YOUR ASSIGNMENT: If a line below includes the string "true", copy it.

=== SUPPLIED MATERIAL ===

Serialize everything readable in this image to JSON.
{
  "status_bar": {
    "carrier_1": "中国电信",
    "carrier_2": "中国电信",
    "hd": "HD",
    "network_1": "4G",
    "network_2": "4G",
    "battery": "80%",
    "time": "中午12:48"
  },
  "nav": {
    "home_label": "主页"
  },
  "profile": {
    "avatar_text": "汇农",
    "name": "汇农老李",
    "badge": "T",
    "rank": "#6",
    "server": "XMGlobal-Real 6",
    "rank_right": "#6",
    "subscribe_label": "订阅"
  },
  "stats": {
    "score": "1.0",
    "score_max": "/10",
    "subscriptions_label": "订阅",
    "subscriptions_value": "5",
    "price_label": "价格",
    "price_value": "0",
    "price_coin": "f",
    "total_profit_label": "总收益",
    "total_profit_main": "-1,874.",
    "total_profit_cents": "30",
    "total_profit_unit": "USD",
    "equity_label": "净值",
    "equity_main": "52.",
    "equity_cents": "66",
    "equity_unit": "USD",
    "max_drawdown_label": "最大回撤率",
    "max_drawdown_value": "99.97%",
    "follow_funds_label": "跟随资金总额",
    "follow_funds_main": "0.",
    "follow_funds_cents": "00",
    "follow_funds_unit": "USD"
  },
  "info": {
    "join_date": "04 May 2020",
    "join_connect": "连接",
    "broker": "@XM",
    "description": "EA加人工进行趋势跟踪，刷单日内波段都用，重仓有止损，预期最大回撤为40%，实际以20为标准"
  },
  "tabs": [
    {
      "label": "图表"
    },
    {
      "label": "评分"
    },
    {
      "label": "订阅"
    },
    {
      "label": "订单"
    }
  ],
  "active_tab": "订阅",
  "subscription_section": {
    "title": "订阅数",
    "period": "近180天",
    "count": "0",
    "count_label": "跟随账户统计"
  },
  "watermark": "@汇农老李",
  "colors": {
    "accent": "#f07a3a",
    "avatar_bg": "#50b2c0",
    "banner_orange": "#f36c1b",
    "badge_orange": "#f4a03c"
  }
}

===
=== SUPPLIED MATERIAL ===

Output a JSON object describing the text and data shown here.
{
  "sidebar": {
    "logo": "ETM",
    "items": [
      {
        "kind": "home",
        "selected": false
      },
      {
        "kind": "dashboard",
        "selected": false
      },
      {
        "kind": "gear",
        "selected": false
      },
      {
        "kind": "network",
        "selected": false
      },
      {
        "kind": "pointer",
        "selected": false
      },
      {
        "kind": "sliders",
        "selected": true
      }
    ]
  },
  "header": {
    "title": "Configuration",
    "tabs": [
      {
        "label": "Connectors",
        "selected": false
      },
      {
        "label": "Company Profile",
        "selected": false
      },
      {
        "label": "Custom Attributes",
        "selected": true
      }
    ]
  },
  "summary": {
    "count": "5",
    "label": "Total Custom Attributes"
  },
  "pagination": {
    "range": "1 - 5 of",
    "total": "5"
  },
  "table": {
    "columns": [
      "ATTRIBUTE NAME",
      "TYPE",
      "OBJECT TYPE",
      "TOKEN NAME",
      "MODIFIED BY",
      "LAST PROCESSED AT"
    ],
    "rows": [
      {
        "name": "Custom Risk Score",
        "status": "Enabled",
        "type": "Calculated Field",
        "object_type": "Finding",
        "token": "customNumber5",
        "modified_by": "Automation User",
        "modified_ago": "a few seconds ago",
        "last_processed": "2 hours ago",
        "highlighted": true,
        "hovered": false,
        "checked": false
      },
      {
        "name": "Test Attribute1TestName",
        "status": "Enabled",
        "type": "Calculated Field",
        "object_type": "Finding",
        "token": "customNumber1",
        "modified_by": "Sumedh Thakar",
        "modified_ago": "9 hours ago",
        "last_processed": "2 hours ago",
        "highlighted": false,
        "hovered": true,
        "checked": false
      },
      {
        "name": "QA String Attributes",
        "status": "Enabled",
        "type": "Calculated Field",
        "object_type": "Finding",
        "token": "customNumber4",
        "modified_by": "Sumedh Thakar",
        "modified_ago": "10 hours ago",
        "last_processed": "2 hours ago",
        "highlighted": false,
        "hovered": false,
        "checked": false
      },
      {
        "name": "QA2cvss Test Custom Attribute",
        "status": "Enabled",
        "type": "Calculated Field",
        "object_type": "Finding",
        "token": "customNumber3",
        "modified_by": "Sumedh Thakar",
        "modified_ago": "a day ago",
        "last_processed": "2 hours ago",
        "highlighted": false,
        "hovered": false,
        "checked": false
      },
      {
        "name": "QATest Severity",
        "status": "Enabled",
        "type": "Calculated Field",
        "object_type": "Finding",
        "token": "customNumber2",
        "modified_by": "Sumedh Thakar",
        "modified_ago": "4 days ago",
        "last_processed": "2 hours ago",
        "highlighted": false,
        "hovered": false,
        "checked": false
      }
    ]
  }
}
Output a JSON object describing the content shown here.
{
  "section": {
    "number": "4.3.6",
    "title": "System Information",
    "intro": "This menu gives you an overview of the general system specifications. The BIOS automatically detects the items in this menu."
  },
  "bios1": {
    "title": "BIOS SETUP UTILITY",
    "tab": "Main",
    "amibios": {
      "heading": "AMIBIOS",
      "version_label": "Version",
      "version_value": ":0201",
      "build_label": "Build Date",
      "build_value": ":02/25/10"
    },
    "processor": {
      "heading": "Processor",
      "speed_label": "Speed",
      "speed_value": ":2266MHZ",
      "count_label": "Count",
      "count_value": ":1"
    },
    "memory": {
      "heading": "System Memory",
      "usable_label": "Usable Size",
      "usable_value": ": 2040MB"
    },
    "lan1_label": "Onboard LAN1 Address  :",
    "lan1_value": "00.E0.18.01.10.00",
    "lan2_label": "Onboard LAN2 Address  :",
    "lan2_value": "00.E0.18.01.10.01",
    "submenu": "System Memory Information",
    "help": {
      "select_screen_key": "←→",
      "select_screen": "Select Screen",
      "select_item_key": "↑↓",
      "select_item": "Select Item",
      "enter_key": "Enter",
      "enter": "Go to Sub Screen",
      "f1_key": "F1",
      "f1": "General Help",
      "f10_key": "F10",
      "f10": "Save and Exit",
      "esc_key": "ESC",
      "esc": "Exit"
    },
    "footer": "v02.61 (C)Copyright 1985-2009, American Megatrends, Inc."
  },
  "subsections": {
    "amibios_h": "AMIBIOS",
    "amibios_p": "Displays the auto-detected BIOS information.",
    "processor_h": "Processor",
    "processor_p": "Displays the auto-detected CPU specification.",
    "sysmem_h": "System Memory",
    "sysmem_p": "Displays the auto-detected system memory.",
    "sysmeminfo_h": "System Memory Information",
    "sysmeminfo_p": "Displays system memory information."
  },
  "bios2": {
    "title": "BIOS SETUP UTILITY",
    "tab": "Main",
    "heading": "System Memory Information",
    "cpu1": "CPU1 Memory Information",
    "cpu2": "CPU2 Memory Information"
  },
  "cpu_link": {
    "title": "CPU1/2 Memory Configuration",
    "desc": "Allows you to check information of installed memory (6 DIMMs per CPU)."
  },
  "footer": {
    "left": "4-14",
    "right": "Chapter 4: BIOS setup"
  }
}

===

EXPECTED ANSWER:
        "selected": true
        "selected": true
        "highlighted": true,
        "hovered": true,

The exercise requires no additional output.